Data records for software interfaces
-.-.-

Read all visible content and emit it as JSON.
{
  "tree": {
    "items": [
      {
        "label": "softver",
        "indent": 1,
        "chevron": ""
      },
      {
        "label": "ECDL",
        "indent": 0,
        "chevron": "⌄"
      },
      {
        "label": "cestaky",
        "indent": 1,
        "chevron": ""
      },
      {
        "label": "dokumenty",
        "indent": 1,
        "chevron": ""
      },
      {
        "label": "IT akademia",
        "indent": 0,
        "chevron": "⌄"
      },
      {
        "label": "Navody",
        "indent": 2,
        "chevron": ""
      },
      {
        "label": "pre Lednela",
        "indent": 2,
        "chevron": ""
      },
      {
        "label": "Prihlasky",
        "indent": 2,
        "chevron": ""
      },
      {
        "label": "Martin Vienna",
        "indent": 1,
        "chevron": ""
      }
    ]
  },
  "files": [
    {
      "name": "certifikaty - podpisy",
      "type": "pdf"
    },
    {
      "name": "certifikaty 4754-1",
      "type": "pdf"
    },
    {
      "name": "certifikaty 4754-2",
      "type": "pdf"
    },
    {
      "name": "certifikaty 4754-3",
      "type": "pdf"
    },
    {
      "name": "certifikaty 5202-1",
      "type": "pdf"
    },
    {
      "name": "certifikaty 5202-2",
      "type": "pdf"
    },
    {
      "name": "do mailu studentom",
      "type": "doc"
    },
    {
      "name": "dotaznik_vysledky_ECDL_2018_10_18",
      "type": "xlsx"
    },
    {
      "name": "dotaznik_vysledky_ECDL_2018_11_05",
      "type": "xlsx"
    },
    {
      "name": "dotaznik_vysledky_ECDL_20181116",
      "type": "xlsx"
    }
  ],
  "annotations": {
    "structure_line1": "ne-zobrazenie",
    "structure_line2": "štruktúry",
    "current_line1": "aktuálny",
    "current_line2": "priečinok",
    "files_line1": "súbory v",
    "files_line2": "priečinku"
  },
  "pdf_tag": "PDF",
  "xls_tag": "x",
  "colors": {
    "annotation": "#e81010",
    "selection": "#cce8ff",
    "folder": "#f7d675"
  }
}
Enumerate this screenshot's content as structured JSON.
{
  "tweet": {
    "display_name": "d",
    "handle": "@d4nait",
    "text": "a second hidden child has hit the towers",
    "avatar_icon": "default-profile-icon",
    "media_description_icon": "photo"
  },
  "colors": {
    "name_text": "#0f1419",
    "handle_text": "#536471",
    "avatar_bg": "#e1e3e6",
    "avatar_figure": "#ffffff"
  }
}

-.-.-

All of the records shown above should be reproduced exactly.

Read all visible content and emit it as JSON.
{
  "tree": {
    "items": [
      {
        "label": "softver",
        "indent": 1,
        "chevron": ""
      },
      {
        "label": "ECDL",
        "indent": 0,
        "chevron": "⌄"
      },
      {
        "label": "cestaky",
        "indent": 1,
        "chevron": ""
      },
      {
        "label": "dokumenty",
        "indent": 1,
        "chevron": ""
      },
      {
        "label": "IT akademia",
        "indent": 0,
        "chevron": "⌄"
      },
      {
        "label": "Navody",
        "indent": 2,
        "chevron": ""
      },
      {
        "label": "pre Lednela",
        "indent": 2,
        "chevron": ""
      },
      {
        "label": "Prihlasky",
        "indent": 2,
        "chevron": ""
      },
      {
        "label": "Martin Vienna",
        "indent": 1,
        "chevron": ""
      }
    ]
  },
  "files": [
    {
      "name": "certifikaty - podpisy",
      "type": "pdf"
    },
    {
      "name": "certifikaty 4754-1",
      "type": "pdf"
    },
    {
      "name": "certifikaty 4754-2",
      "type": "pdf"
    },
    {
      "name": "certifikaty 4754-3",
      "type": "pdf"
    },
    {
      "name": "certifikaty 5202-1",
      "type": "pdf"
    },
    {
      "name": "certifikaty 5202-2",
      "type": "pdf"
    },
    {
      "name": "do mailu studentom",
      "type": "doc"
    },
    {
      "name": "dotaznik_vysledky_ECDL_2018_10_18",
      "type": "xlsx"
    },
    {
      "name": "dotaznik_vysledky_ECDL_2018_11_05",
      "type": "xlsx"
    },
    {
      "name": "dotaznik_vysledky_ECDL_20181116",
      "type": "xlsx"
    }
  ],
  "annotations": {
    "structure_line1": "ne-zobrazenie",
    "structure_line2": "štruktúry",
    "current_line1": "aktuálny",
    "current_line2": "priečinok",
    "files_line1": "súbory v",
    "files_line2": "priečinku"
  },
  "pdf_tag": "PDF",
  "xls_tag": "x",
  "colors": {
    "annotation": "#e81010",
    "selection": "#cce8ff",
    "folder": "#f7d675"
  }
}
Enumerate this screenshot's content as structured JSON.
{
  "tweet": {
    "display_name": "d",
    "handle": "@d4nait",
    "text": "a second hidden child has hit the towers",
    "avatar_icon": "default-profile-icon",
    "media_description_icon": "photo"
  },
  "colors": {
    "name_text": "#0f1419",
    "handle_text": "#536471",
    "avatar_bg": "#e1e3e6",
    "avatar_figure": "#ffffff"
  }
}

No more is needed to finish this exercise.